In Tender Coven we see two ladies on opposite ends of a red couch, smiling at each other like a joke is settling in. On the wall above them is a painting by Kimberly Trowbridge. The title invokes softness and care while also referring to spirituality, sisterhood, and the re-emergence of groups like W.I.T.C.H. (Women's International Terrorist Conspiracy from Hell). I like to think that the ladies on the couch are Kelly and Kimberly and that the coven is a loving and supportive community of artists. But then, it's easy for me to imagine Bjork's paintings as tiny utopias.
As a man raising a young son to be tender and emotionally resilient, I appreciate how the men in Bjork's paintings are often shown as soft and vulnerable. In Shower Talk there is a singular hairy, bearded man standing naked in the shower with a pink towel on his head. His face is reflected in two mirrors and we get the sense (with help from the title) that he's having a conversation with himself. Showering is a deeply introspective ritual. All white noise and muscle memory. The act of masculine self-reflection is itself anti-patriarchal because The Patriarchy insists that its men are unflinching, unfeeling creatures of logic and pragmatism. The painting shows an endearing example of a possible path forward towards a less toxic masculinity.

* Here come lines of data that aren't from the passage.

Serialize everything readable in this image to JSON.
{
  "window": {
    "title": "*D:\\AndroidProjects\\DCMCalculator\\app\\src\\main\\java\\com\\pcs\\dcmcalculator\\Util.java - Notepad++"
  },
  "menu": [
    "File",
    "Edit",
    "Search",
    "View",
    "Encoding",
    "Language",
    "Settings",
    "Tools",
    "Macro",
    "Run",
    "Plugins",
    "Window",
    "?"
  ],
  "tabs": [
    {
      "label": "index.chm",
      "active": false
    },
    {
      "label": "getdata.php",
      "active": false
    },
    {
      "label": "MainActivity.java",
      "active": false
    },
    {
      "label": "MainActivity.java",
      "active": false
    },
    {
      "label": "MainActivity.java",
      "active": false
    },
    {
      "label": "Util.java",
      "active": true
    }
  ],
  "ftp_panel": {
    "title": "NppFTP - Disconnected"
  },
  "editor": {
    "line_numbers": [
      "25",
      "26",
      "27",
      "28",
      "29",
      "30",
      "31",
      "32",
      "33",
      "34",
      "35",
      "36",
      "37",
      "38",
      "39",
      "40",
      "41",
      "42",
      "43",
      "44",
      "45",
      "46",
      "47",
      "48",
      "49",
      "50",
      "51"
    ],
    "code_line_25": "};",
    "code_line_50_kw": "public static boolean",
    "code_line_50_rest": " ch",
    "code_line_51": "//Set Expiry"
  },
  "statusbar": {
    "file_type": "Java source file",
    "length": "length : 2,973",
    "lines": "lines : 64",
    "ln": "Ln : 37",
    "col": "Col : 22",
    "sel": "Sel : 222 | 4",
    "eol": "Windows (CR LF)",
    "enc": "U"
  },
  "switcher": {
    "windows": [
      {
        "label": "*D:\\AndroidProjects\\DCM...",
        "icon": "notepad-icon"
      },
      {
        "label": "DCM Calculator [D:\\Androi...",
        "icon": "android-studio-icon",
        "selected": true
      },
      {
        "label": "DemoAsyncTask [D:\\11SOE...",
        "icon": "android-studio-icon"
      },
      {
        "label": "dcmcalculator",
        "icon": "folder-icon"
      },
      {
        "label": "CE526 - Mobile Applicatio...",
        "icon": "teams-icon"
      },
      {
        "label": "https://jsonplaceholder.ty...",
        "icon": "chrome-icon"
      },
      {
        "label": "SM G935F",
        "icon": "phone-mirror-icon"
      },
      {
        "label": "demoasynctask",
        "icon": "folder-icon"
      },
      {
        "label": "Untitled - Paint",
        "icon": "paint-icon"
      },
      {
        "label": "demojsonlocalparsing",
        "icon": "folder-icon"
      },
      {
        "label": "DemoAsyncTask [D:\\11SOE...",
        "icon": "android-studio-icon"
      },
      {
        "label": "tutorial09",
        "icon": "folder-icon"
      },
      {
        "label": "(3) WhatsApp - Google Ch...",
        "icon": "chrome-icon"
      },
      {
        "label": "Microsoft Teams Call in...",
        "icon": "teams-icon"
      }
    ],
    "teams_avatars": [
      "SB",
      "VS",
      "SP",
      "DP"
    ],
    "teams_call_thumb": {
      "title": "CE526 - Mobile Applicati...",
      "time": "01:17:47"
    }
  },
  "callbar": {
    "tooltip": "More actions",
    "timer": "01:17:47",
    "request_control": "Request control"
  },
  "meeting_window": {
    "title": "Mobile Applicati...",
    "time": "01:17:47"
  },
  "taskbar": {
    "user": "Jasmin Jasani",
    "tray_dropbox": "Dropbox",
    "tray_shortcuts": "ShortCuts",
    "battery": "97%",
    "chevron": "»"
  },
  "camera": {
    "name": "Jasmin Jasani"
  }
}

Splayed Produce is a rare example of a Bjork painting not populated by people. In the flat space stand a table, 2 chairs, and a cabinet. The love and care of a human hand is evidenced throughout. House plants, big jars of pickles in the cabinet, fresh bananas, tomatoes, and a lemon on the countertop, and a halved avocado served on a plate atop the table. One chair is pushed back slightly, telling us someone was just there. There are no people but the space is still warm with presence. This is how magic works. It's about care, signs, ritual, intention.